I spent the day with my son yesterday, and I observed he was a little restless. He wanted to get some friends together but they were busy. We talked about various things he felt like doing, and then he asked me if he could build a hammock in the backyard. I said, “sure” and he headed out with a bunch of duck tape. (Don’t ask).
Later I went out to see how things were going and he seemed quite content and happy to be working on his project. This got me thinking about how things change as our lives go on. I remember being a little younger than him and being kind of restless and lonely when I was playing outside by myself one day. I really wanted some friends to come by so we could do something. Anything. I was a tomboy and I loved being outside, but not really by myself. What fun was that?
Well, skip ahead several decades, and now I find myself loving being alone. Craving it and not always getting enough of it. Last year I came upon this essay written by Oprah Winfrey and it resonated with me. I’d like to share it with you. This is from the October, 2014 issue of O magazine:
Most people would be surprised to know how much time I spend alone. Not lonely. Just alone.

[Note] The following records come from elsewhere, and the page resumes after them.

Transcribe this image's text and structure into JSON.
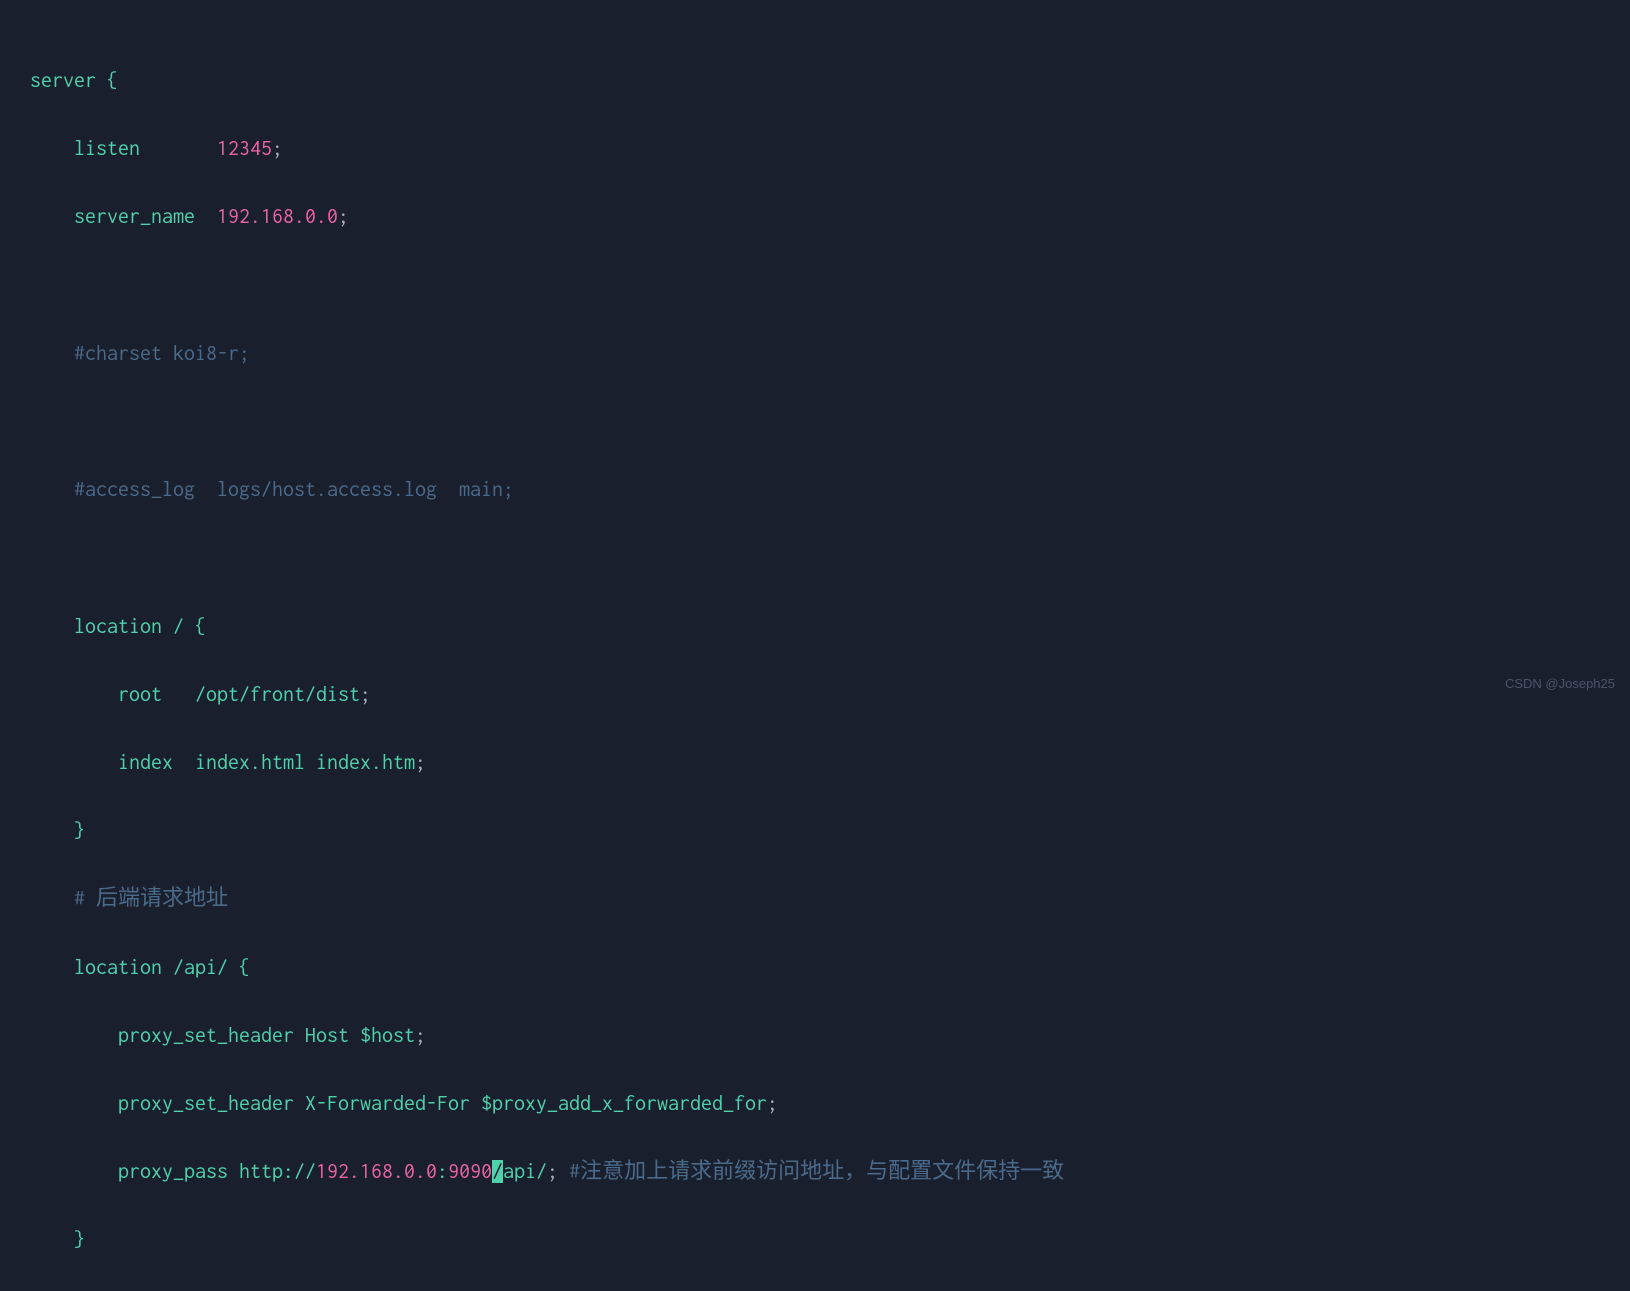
{
  "code": {
    "line1": {
      "keyword": "server",
      "brace": " {"
    },
    "line2": {
      "directive": "listen       ",
      "value": "12345",
      "semi": ";"
    },
    "line3": {
      "directive": "server_name  ",
      "value": "192.168.0.0",
      "semi": ";"
    },
    "line4": "",
    "line5": {
      "comment": "#charset koi8-r;"
    },
    "line6": "",
    "line7": {
      "comment": "#access_log  logs/host.access.log  main;"
    },
    "line8": "",
    "line9": {
      "directive": "location ",
      "path": "/",
      "brace": " {"
    },
    "line10": {
      "directive": "root   ",
      "value": "/opt/front/dist",
      "semi": ";"
    },
    "line11": {
      "directive": "index  ",
      "value": "index.html index.htm",
      "semi": ";"
    },
    "line12": {
      "brace": "}"
    },
    "line13": {
      "comment": "# 后端请求地址"
    },
    "line14": {
      "directive": "location ",
      "path": "/api/",
      "brace": " {"
    },
    "line15": {
      "directive": "proxy_set_header ",
      "header": "Host ",
      "variable": "$host",
      "semi": ";"
    },
    "line16": {
      "directive": "proxy_set_header ",
      "header": "X-Forwarded-For ",
      "variable": "$proxy_add_x_forwarded_for",
      "semi": ";"
    },
    "line17": {
      "directive": "proxy_pass ",
      "protocol": "http://",
      "ip": "192.168.0.0",
      "colon": ":",
      "port": "9090",
      "cursor": "/",
      "path_after": "api/",
      "semi": "; ",
      "comment": "#注意加上请求前缀访问地址，与配置文件保持一致"
    },
    "line18": {
      "brace": "}"
    }
  },
  "watermark": "CSDN @Joseph25"
}
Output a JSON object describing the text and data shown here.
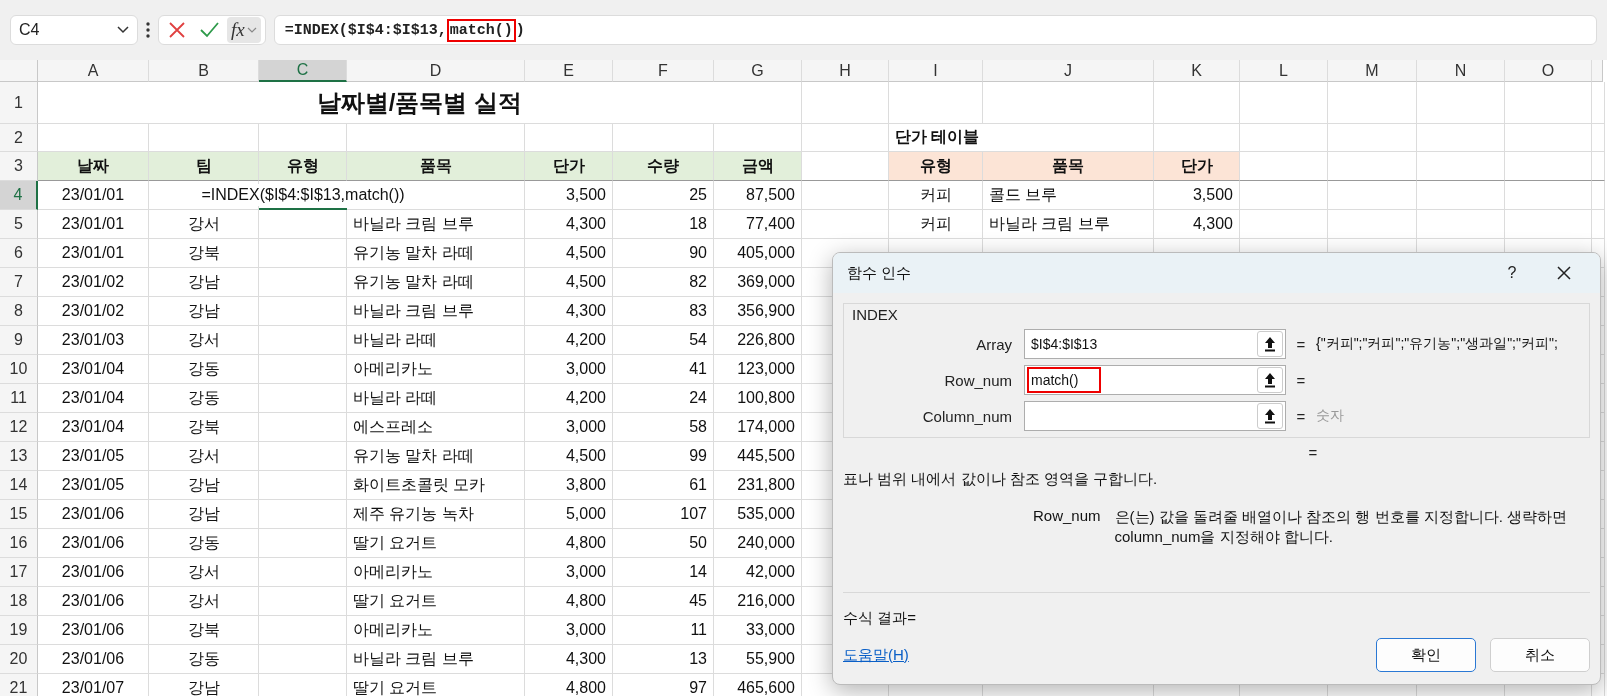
{
  "formula_bar": {
    "name_box": "C4",
    "fx_label": "fx",
    "formula_before": "=INDEX($I$4:$I$13,",
    "formula_highlight": "match()",
    "formula_after": ")"
  },
  "columns": [
    {
      "label": "A",
      "selected": false
    },
    {
      "label": "B",
      "selected": false
    },
    {
      "label": "C",
      "selected": true
    },
    {
      "label": "D",
      "selected": false
    },
    {
      "label": "E",
      "selected": false
    },
    {
      "label": "F",
      "selected": false
    },
    {
      "label": "G",
      "selected": false
    },
    {
      "label": "H",
      "selected": false
    },
    {
      "label": "I",
      "selected": false
    },
    {
      "label": "J",
      "selected": false
    },
    {
      "label": "K",
      "selected": false
    },
    {
      "label": "L",
      "selected": false
    },
    {
      "label": "M",
      "selected": false
    },
    {
      "label": "N",
      "selected": false
    },
    {
      "label": "O",
      "selected": false
    }
  ],
  "row_numbers": [
    {
      "label": "1",
      "selected": false
    },
    {
      "label": "2",
      "selected": false
    },
    {
      "label": "3",
      "selected": false
    },
    {
      "label": "4",
      "selected": true
    },
    {
      "label": "5",
      "selected": false
    },
    {
      "label": "6",
      "selected": false
    },
    {
      "label": "7",
      "selected": false
    },
    {
      "label": "8",
      "selected": false
    },
    {
      "label": "9",
      "selected": false
    },
    {
      "label": "10",
      "selected": false
    },
    {
      "label": "11",
      "selected": false
    },
    {
      "label": "12",
      "selected": false
    },
    {
      "label": "13",
      "selected": false
    },
    {
      "label": "14",
      "selected": false
    },
    {
      "label": "15",
      "selected": false
    },
    {
      "label": "16",
      "selected": false
    },
    {
      "label": "17",
      "selected": false
    },
    {
      "label": "18",
      "selected": false
    },
    {
      "label": "19",
      "selected": false
    },
    {
      "label": "20",
      "selected": false
    },
    {
      "label": "21",
      "selected": false
    }
  ],
  "sheet_title": "날짜별/품목별 실적",
  "headers": [
    "날짜",
    "팀",
    "유형",
    "품목",
    "단가",
    "수량",
    "금액"
  ],
  "rows": [
    {
      "date": "23/01/01",
      "editor": "=INDEX($I$4:$I$13,match())",
      "price": "3,500",
      "qty": "25",
      "amount": "87,500"
    },
    {
      "date": "23/01/01",
      "team": "강서",
      "item": "바닐라 크림 브루",
      "price": "4,300",
      "qty": "18",
      "amount": "77,400"
    },
    {
      "date": "23/01/01",
      "team": "강북",
      "item": "유기농 말차 라떼",
      "price": "4,500",
      "qty": "90",
      "amount": "405,000"
    },
    {
      "date": "23/01/02",
      "team": "강남",
      "item": "유기농 말차 라떼",
      "price": "4,500",
      "qty": "82",
      "amount": "369,000"
    },
    {
      "date": "23/01/02",
      "team": "강남",
      "item": "바닐라 크림 브루",
      "price": "4,300",
      "qty": "83",
      "amount": "356,900"
    },
    {
      "date": "23/01/03",
      "team": "강서",
      "item": "바닐라 라떼",
      "price": "4,200",
      "qty": "54",
      "amount": "226,800"
    },
    {
      "date": "23/01/04",
      "team": "강동",
      "item": "아메리카노",
      "price": "3,000",
      "qty": "41",
      "amount": "123,000"
    },
    {
      "date": "23/01/04",
      "team": "강동",
      "item": "바닐라 라떼",
      "price": "4,200",
      "qty": "24",
      "amount": "100,800"
    },
    {
      "date": "23/01/04",
      "team": "강북",
      "item": "에스프레소",
      "price": "3,000",
      "qty": "58",
      "amount": "174,000"
    },
    {
      "date": "23/01/05",
      "team": "강서",
      "item": "유기농 말차 라떼",
      "price": "4,500",
      "qty": "99",
      "amount": "445,500"
    },
    {
      "date": "23/01/05",
      "team": "강남",
      "item": "화이트초콜릿 모카",
      "price": "3,800",
      "qty": "61",
      "amount": "231,800"
    },
    {
      "date": "23/01/06",
      "team": "강남",
      "item": "제주 유기농 녹차",
      "price": "5,000",
      "qty": "107",
      "amount": "535,000"
    },
    {
      "date": "23/01/06",
      "team": "강동",
      "item": "딸기 요거트",
      "price": "4,800",
      "qty": "50",
      "amount": "240,000"
    },
    {
      "date": "23/01/06",
      "team": "강서",
      "item": "아메리카노",
      "price": "3,000",
      "qty": "14",
      "amount": "42,000"
    },
    {
      "date": "23/01/06",
      "team": "강서",
      "item": "딸기 요거트",
      "price": "4,800",
      "qty": "45",
      "amount": "216,000"
    },
    {
      "date": "23/01/06",
      "team": "강북",
      "item": "아메리카노",
      "price": "3,000",
      "qty": "11",
      "amount": "33,000"
    },
    {
      "date": "23/01/06",
      "team": "강동",
      "item": "바닐라 크림 브루",
      "price": "4,300",
      "qty": "13",
      "amount": "55,900"
    },
    {
      "date": "23/01/07",
      "team": "강남",
      "item": "딸기 요거트",
      "price": "4,800",
      "qty": "97",
      "amount": "465,600"
    }
  ],
  "price_table": {
    "title": "단가 테이블",
    "headers": [
      "유형",
      "품목",
      "단가"
    ],
    "rows": [
      {
        "type": "커피",
        "item": "콜드 브루",
        "price": "3,500"
      },
      {
        "type": "커피",
        "item": "바닐라 크림 브루",
        "price": "4,300"
      }
    ]
  },
  "dialog": {
    "title": "함수 인수",
    "help": "?",
    "function_name": "INDEX",
    "args": [
      {
        "name": "Array",
        "value": "$I$4:$I$13",
        "highlighted": false,
        "equals": "=",
        "result": "{\"커피\";\"커피\";\"유기농\";\"생과일\";\"커피\";",
        "result_greyed": false
      },
      {
        "name": "Row_num",
        "value": "match()",
        "highlighted": true,
        "equals": "="
      },
      {
        "name": "Column_num",
        "highlighted": false,
        "equals": "=",
        "result": "숫자",
        "result_greyed": true
      }
    ],
    "function_equals": "=",
    "description": "표나 범위 내에서 값이나 참조 영역을 구합니다.",
    "arg_help_name": "Row_num",
    "arg_help_text": "은(는) 값을 돌려줄 배열이나 참조의 행 번호를 지정합니다. 생략하면 column_num을 지정해야 합니다.",
    "formula_result": "수식 결과=",
    "help_link": "도움말(H)",
    "buttons": [
      {
        "label": "확인",
        "default": true
      },
      {
        "label": "취소",
        "default": false
      }
    ]
  }
}
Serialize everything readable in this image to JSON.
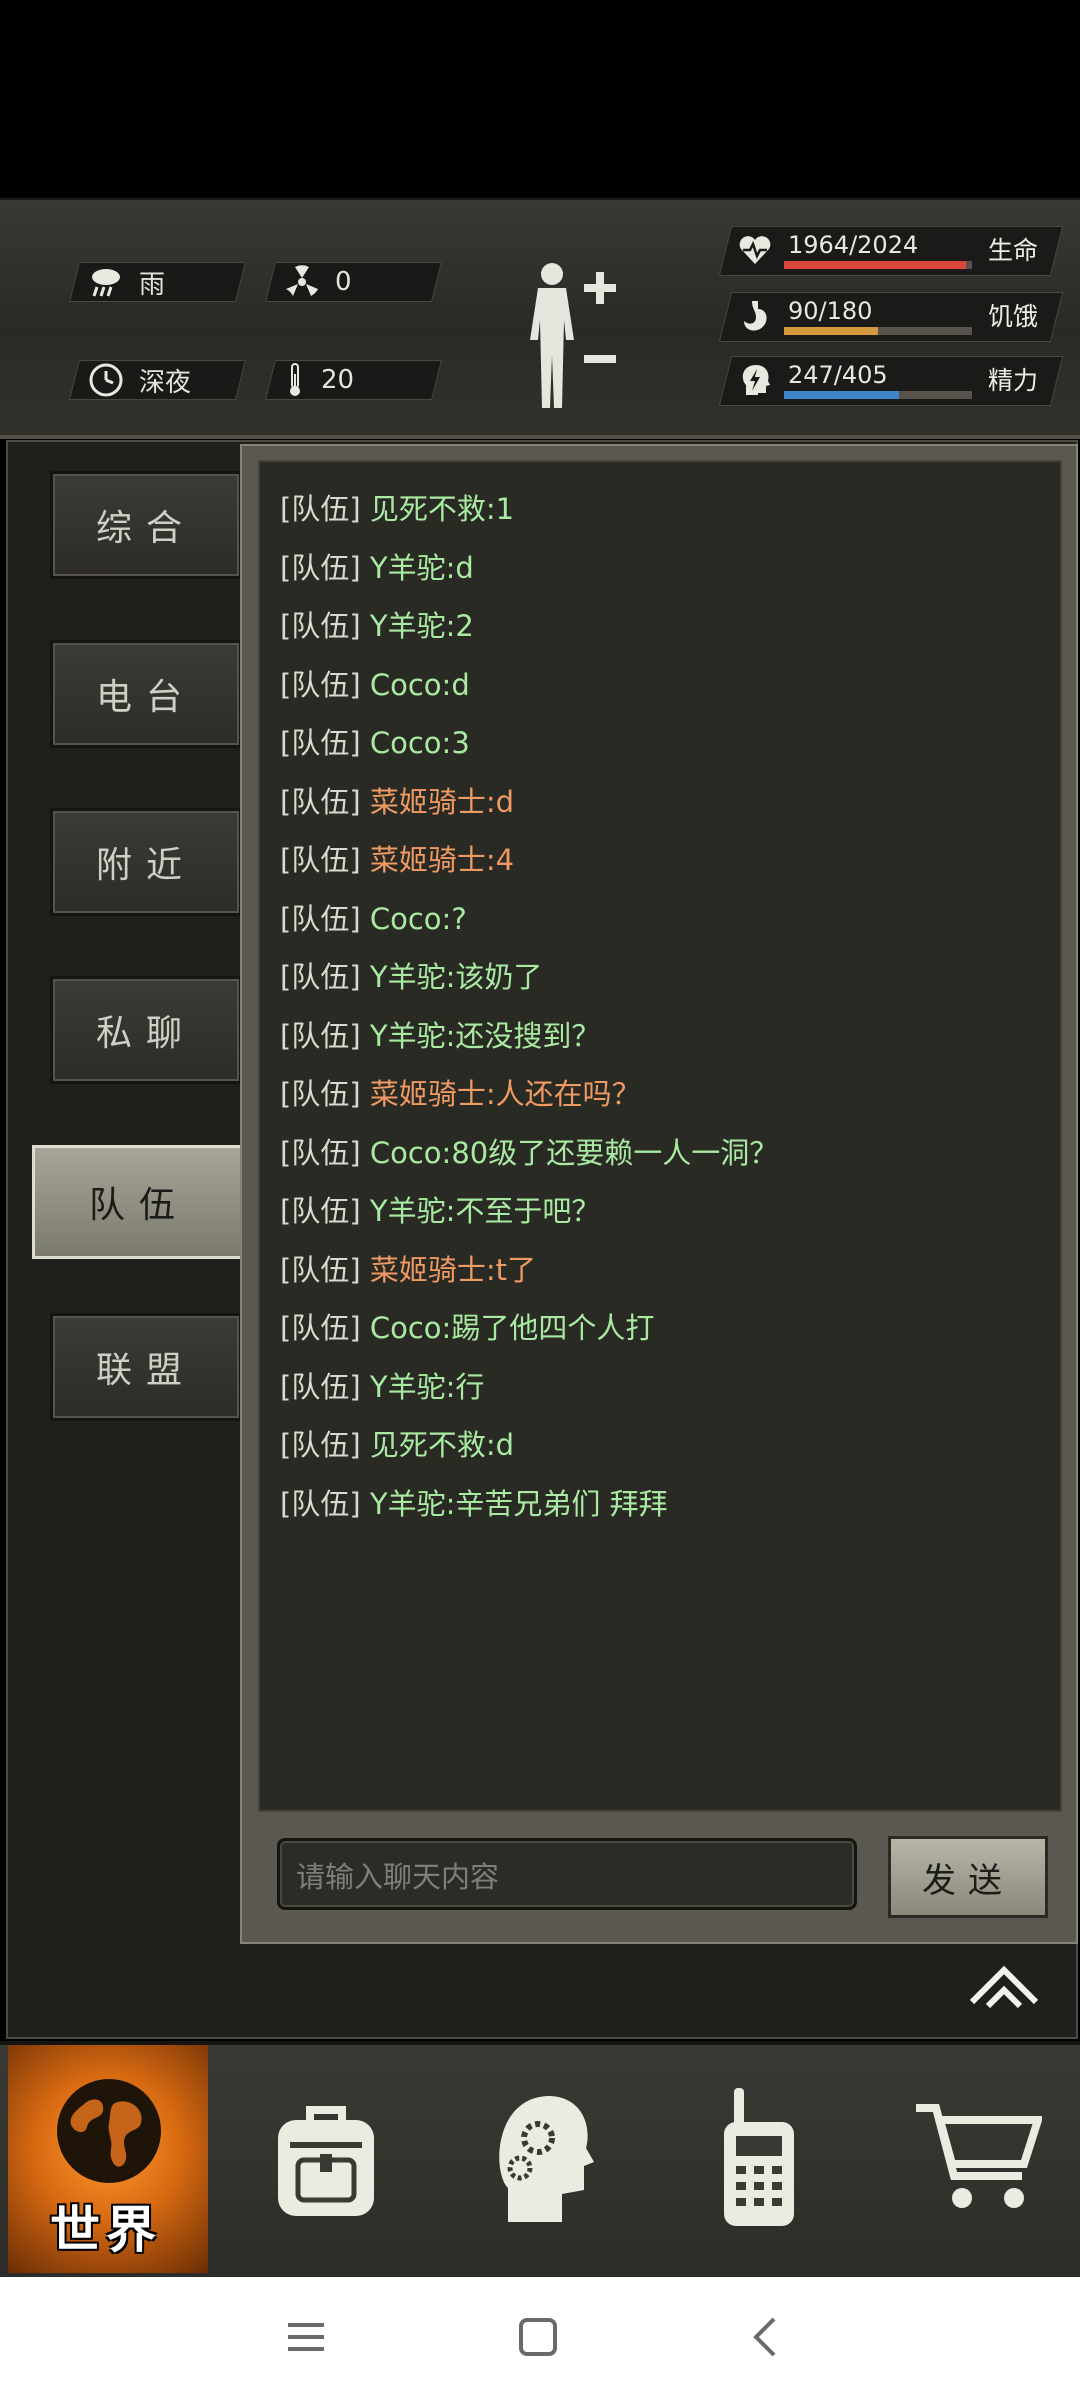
{
  "status": {
    "weather": "雨",
    "radiation": "0",
    "time_of_day": "深夜",
    "temperature": "20"
  },
  "bars": {
    "health": {
      "value": "1964/2024",
      "label": "生命",
      "fraction": 0.97,
      "color": "#d9473f"
    },
    "hunger": {
      "value": "90/180",
      "label": "饥饿",
      "fraction": 0.5,
      "color": "#d59a3d"
    },
    "energy": {
      "value": "247/405",
      "label": "精力",
      "fraction": 0.61,
      "color": "#3f86c9"
    }
  },
  "tabs": [
    "综合",
    "电台",
    "附近",
    "私聊",
    "队伍",
    "联盟"
  ],
  "active_tab": "队伍",
  "messages": [
    {
      "tag": "[队伍]",
      "name": "见死不救",
      "text": ":1",
      "color": "green"
    },
    {
      "tag": "[队伍]",
      "name": "Y羊驼",
      "text": ":d",
      "color": "green"
    },
    {
      "tag": "[队伍]",
      "name": "Y羊驼",
      "text": ":2",
      "color": "green"
    },
    {
      "tag": "[队伍]",
      "name": "Coco",
      "text": ":d",
      "color": "green"
    },
    {
      "tag": "[队伍]",
      "name": "Coco",
      "text": ":3",
      "color": "green"
    },
    {
      "tag": "[队伍]",
      "name": "菜姬骑士",
      "text": ":d",
      "color": "orange"
    },
    {
      "tag": "[队伍]",
      "name": "菜姬骑士",
      "text": ":4",
      "color": "orange"
    },
    {
      "tag": "[队伍]",
      "name": "Coco",
      "text": ":?",
      "color": "green"
    },
    {
      "tag": "[队伍]",
      "name": "Y羊驼",
      "text": ":该奶了",
      "color": "green"
    },
    {
      "tag": "[队伍]",
      "name": "Y羊驼",
      "text": ":还没搜到？",
      "color": "green"
    },
    {
      "tag": "[队伍]",
      "name": "菜姬骑士",
      "text": ":人还在吗？",
      "color": "orange"
    },
    {
      "tag": "[队伍]",
      "name": "Coco",
      "text": ":80级了还要赖一人一洞？",
      "color": "green"
    },
    {
      "tag": "[队伍]",
      "name": "Y羊驼",
      "text": ":不至于吧？",
      "color": "green"
    },
    {
      "tag": "[队伍]",
      "name": "菜姬骑士",
      "text": ":t了",
      "color": "orange"
    },
    {
      "tag": "[队伍]",
      "name": "Coco",
      "text": ":踢了他四个人打",
      "color": "green"
    },
    {
      "tag": "[队伍]",
      "name": "Y羊驼",
      "text": ":行",
      "color": "green"
    },
    {
      "tag": "[队伍]",
      "name": "见死不救",
      "text": ":d",
      "color": "green"
    },
    {
      "tag": "[队伍]",
      "name": "Y羊驼",
      "text": ":辛苦兄弟们 拜拜",
      "color": "green"
    }
  ],
  "input": {
    "placeholder": "请输入聊天内容",
    "send_label": "发送"
  },
  "nav": {
    "world_label": "世界"
  }
}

With myself.
It’s become a running joke between Gayle and me, ever since our infamous cross-country road trip in 2006, when I put on headphones to “be alone with my thoughts.” Sometimes when she calls, she’ll say, “Whatcha doin? Being alone with your thoughts?”
Yes, I often am. I crave silence. It’s how I balance out the volume that’s necessary to run a network and a magazine and remain somewhat sociable.
What makes me me is being able to return to stillness. Like now: sitting and hearing nothing but the undercurrent hum of my house.
I could be this way for days–fully present. No TV. No radio. No iPod. Nothing to distract me from the words I’m writing on this page.
In my youth, I’d find it odd to be at a party surrounded by loud music and dancing and laughing, and suddenly think, I’ve had enough. I’d rather be home. I often said yes to events I didn’t want to attend, because who would say no to the big-deal happening of the moment, whatever it might be?
I didn’t want to “miss anything.”
Now I know for sure: The only thing you shouldn’t miss is what matters to you.
What I used to consider a quirk, I now fully accept as a part of being true to myself. And I hope you do the same.